What you should do =>
Find all lines below containing the string "Test" and return them.

Exercise material =>
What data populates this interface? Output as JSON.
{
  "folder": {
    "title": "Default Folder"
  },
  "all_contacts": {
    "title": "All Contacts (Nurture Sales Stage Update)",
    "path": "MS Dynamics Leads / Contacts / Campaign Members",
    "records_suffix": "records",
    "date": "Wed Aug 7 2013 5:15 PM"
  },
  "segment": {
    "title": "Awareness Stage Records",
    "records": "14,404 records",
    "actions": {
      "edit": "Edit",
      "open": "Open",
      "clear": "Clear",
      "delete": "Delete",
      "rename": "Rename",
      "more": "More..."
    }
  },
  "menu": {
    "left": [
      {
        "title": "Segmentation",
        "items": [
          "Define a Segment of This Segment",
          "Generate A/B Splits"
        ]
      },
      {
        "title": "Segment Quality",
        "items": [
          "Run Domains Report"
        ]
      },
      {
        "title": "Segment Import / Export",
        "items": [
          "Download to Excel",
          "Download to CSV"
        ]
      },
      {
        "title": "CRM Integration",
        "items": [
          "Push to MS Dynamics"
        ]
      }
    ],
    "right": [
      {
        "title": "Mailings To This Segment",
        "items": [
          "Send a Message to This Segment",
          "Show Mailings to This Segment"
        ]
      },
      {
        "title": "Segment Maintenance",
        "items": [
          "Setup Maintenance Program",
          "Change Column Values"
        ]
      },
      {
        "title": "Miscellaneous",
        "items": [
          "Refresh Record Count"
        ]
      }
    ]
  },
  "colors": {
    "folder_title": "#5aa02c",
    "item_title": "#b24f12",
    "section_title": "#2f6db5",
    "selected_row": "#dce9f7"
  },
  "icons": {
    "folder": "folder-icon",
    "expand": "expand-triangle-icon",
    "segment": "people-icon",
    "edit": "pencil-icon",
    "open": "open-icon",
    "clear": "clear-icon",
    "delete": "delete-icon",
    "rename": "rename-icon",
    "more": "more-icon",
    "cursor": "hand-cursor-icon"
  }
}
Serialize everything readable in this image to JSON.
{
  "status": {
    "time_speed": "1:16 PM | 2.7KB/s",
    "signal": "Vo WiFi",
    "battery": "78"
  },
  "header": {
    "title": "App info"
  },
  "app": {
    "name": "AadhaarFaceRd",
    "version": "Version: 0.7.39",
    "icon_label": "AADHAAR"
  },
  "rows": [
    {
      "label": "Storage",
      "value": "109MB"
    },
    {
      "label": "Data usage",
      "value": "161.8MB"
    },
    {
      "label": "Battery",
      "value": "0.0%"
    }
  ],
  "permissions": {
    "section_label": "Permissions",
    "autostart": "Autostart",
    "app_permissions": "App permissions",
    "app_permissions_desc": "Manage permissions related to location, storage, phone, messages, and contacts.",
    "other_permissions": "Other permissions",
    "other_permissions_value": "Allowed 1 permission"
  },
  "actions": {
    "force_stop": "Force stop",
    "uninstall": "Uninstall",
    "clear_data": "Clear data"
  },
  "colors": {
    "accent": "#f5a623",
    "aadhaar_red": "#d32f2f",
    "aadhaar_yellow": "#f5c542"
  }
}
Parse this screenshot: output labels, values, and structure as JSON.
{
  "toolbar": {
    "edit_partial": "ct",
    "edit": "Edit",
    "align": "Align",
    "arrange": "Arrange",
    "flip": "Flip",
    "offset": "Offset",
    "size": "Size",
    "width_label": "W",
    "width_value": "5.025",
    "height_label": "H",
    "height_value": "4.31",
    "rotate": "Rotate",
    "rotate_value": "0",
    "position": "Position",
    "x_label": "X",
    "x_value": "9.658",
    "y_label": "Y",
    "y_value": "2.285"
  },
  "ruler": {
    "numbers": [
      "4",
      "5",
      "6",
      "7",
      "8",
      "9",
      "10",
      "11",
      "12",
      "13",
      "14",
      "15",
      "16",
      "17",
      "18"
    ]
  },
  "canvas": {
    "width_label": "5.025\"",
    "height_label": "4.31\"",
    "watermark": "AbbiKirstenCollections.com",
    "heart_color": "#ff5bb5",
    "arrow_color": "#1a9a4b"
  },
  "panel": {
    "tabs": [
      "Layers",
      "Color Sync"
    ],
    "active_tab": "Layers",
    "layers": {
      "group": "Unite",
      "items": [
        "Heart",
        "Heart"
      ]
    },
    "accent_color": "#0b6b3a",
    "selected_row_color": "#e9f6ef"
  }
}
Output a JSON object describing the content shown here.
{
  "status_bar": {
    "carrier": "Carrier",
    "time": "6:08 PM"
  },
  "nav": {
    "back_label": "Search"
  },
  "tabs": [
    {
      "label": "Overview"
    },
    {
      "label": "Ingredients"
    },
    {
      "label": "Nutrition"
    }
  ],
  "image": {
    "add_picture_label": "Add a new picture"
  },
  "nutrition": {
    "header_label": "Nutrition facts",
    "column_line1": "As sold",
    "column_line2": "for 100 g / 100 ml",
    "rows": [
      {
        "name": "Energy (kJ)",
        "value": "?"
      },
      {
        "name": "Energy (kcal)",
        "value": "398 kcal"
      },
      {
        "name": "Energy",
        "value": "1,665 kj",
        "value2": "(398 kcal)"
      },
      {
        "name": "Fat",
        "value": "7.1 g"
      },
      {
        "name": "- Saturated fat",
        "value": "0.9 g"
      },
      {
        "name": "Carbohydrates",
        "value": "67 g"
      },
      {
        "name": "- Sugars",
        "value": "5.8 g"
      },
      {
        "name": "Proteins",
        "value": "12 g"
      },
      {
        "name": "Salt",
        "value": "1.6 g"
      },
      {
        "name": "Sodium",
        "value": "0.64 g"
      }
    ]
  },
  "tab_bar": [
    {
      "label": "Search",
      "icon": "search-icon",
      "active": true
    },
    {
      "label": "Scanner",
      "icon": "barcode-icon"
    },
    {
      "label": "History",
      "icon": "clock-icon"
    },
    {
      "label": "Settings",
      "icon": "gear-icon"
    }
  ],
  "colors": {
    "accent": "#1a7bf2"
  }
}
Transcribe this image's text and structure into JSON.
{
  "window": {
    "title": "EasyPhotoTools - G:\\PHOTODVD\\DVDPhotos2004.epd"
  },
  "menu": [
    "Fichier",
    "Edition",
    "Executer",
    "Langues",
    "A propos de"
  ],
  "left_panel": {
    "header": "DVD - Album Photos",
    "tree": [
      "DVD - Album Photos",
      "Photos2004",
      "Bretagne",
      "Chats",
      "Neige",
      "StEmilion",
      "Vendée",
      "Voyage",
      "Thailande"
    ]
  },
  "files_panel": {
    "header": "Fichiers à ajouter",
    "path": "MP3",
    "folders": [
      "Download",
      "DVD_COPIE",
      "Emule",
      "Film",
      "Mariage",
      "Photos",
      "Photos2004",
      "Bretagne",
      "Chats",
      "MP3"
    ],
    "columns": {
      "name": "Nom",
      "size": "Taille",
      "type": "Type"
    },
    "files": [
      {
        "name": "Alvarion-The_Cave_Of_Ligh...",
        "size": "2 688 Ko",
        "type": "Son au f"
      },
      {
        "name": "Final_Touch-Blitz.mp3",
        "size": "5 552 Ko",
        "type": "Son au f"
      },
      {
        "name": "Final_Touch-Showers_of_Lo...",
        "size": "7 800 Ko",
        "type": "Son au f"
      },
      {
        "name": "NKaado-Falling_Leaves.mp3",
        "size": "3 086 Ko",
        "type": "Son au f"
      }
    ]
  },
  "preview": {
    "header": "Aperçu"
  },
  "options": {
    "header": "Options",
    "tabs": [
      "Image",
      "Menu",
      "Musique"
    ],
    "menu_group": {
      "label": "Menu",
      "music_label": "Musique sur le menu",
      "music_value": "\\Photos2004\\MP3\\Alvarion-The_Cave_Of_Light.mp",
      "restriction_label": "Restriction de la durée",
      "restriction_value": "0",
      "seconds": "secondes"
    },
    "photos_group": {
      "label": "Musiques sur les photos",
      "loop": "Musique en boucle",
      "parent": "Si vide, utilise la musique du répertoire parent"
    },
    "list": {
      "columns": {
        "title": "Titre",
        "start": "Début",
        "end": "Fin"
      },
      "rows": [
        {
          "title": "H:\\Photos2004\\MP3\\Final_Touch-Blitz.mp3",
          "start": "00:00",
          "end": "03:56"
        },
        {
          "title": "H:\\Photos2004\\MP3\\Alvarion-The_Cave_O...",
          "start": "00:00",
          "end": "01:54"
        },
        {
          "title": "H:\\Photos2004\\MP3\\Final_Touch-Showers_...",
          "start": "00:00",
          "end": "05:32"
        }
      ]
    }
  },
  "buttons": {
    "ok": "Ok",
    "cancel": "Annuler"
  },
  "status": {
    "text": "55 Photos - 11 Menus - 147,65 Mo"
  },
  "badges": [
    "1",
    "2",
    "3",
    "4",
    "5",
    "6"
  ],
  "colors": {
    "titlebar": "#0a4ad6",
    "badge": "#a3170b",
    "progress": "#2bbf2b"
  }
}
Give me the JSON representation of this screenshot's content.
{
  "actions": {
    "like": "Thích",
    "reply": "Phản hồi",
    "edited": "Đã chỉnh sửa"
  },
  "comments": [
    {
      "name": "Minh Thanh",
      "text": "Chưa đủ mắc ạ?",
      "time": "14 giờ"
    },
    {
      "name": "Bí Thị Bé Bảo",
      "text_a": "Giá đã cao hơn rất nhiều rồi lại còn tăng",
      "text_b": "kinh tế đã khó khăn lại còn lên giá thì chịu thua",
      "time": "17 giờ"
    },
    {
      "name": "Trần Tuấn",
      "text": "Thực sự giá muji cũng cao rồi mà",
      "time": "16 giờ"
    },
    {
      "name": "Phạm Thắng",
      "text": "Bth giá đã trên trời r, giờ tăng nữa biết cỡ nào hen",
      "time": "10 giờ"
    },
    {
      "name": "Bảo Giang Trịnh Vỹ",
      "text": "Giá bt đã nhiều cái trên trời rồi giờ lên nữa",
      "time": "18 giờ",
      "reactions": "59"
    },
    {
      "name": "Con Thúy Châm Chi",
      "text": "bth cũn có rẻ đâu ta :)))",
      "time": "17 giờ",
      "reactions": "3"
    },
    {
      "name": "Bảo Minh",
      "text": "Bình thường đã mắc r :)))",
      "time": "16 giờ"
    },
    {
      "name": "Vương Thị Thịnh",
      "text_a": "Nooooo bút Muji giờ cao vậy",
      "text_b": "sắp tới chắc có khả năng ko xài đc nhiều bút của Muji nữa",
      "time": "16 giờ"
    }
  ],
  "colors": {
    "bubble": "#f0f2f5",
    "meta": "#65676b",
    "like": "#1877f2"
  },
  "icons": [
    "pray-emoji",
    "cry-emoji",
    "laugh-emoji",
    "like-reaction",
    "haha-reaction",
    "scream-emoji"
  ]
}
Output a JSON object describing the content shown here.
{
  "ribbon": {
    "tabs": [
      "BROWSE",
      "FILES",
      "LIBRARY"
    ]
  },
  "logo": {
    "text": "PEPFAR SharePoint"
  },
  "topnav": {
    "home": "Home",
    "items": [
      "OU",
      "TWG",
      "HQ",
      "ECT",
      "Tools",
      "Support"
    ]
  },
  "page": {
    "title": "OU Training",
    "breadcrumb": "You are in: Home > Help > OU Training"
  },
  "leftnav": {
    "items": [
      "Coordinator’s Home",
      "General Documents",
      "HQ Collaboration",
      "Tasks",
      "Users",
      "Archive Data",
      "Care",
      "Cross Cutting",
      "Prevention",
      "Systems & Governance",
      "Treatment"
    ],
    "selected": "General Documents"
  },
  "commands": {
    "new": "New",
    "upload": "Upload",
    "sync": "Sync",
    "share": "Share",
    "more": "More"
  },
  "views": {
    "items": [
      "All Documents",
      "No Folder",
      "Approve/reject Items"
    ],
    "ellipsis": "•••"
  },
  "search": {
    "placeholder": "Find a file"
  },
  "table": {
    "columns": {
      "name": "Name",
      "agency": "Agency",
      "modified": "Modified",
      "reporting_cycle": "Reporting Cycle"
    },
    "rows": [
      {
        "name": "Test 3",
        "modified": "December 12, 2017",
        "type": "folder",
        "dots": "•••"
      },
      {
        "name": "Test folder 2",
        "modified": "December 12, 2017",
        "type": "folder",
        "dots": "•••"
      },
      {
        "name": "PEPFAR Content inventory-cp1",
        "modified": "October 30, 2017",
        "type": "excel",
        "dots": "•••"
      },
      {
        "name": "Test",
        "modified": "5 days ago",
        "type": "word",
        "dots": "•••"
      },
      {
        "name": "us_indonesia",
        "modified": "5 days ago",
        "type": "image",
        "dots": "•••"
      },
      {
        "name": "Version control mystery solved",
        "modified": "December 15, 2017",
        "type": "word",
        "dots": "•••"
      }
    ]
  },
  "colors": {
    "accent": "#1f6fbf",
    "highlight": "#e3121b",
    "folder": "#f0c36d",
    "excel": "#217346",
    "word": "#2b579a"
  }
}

Exercise answer =>
        "name": "Test 3",
        "name": "Test folder 2",
        "name": "Test",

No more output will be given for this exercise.